Belinda Stronach Makes Blonde Jokes Fashionable Again
Politics is a game that is not unlike poker. For many, the goal is ultimately to deceive your fellow players while jockeying for the best hand you possibly can.
On May 17, 2005, Belinda Stronach played a winning hand – at least on paper – by crossing the floor to sit with the Liberal party. Her ultimate reward? A cabinet position as the minister of Human Resources and Skills Development.
Never mind the little detail that Stronach’s Newmarket-Aurora constituents elected her as a member of the Conservative party – a party for which she placed second in the 2004 leadership convention.

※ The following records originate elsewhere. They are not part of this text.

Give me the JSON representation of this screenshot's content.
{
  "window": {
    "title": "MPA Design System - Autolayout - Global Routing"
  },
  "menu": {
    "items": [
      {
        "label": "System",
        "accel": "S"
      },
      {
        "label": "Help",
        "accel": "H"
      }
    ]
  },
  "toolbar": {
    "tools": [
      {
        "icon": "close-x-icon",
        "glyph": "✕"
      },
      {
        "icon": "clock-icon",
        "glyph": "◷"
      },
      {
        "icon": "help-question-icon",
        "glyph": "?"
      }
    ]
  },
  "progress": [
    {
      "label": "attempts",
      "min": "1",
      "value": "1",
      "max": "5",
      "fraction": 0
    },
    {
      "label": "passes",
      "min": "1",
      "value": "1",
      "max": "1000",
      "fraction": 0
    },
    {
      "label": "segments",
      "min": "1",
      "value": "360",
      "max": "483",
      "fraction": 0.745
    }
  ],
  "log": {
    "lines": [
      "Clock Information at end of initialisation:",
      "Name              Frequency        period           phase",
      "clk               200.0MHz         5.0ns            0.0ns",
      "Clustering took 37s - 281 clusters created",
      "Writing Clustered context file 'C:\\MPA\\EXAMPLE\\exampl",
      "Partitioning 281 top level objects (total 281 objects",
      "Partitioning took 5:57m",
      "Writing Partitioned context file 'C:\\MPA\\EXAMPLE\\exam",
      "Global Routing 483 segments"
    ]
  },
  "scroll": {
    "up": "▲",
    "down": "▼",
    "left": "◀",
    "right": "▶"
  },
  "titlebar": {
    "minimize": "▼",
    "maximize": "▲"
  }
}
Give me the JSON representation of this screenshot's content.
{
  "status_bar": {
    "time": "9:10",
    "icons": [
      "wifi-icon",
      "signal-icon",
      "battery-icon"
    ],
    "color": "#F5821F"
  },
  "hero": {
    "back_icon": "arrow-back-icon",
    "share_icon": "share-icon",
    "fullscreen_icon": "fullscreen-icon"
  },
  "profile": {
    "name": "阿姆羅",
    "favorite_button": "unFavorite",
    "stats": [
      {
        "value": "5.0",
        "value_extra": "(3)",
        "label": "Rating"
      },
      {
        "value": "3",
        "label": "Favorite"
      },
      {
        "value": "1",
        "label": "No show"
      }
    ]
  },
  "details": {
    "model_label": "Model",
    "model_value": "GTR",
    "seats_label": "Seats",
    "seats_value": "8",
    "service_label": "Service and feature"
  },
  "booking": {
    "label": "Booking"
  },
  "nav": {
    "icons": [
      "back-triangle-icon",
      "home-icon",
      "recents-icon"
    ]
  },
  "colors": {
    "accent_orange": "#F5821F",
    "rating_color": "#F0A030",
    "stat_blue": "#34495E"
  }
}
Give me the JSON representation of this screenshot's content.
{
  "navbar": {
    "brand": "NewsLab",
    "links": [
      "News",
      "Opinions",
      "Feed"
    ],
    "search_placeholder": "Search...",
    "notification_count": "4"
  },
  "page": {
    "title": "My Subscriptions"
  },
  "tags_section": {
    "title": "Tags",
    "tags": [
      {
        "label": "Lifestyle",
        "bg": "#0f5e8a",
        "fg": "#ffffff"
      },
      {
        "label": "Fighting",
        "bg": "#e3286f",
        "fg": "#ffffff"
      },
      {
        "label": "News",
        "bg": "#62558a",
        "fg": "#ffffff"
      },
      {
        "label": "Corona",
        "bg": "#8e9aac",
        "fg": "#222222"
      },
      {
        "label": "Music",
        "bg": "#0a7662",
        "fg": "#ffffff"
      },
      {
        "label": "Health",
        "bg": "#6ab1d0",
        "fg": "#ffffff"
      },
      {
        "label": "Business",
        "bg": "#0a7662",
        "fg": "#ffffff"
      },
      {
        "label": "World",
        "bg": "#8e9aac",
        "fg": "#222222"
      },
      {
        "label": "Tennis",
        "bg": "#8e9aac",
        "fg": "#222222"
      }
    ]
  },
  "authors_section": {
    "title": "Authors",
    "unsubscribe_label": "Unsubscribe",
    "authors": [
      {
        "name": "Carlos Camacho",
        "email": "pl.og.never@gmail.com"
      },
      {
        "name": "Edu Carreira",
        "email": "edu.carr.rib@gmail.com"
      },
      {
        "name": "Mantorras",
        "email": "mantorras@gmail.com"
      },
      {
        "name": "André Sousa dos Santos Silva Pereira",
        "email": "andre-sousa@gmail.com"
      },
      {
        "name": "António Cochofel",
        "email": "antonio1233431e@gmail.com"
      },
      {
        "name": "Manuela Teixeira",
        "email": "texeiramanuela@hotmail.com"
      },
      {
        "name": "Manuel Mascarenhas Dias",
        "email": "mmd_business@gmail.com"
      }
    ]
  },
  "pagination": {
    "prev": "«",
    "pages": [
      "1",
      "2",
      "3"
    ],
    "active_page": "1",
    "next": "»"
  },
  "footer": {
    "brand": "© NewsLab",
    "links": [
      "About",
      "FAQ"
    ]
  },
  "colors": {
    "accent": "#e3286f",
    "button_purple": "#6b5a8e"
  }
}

“ I cannot exaggerate how hard this is for me,” Stronach said at a press conference.
“ The country must come first.”
The country. Right.
“ I’ve been uncomfortable for some time with the direction the Conservative party was taking,” Stronach explained. “I regret to say that I do not believe the party leader is truly sensitive to the needs of each part of the country and just how big and complex Canada really is."
While she may have a very arguable point regarding the party’s stance on same-sex marriage, the runner-up to the party leadership crosses the floor and immediately begins criticizing Stephen Harper? Wow. Never saw that coming.
Harper had his own thoughts. “ There’s no grand principle involved in this decision, just ambition,” Harper said.
Ambition is something that Stronach is no stranger to. Considering she dropped out of the York University school of business in 1985, it might be considered curious that she would become a board member at Magna international, an automotive parts company. Then again, maybe not -- her father started the company.
In 1990 she married Magna executive Donald Walker. After five years and two children, she divorced him in 1995. Shortly after, she became a vice-president of the company. In 1999 she would replace Walker as executive vice-president of the company.
So, with a history like this, it’s supposed to be hard to believe she would actually hesitate to stab Stephen Harper in the back for the sake of advancing her career?
From Paul Martin’s end, this couldn’t have worked out any better. He makes Stronach responsible for implementing the recommendations of the Gomery inquiry and makes it look as if his party is actually prepared to act on the scandal. This was very much the PR gambit that the Liberal party desperately needs.
Furthermore, Stronach’s defection brings Martin to 133 seats in parliament. When combined with the NDP’s 19 seats, Martin has the capacity to control 152 seats – dead even with the Conservatives and Bloc Quebecois, increasing the importance of Parliament’s three independent sitters.
For Stronach, however, the future should not be so rosy. In crossing the floor to sit with the Liberals, Stronach has betrayed her constituents, her party and her country – all to benefit her own career by keeping a corrupt government in power.
Thankfully, sometimes actions speak louder than words, and Stronach’s actions have spoken pretty loud.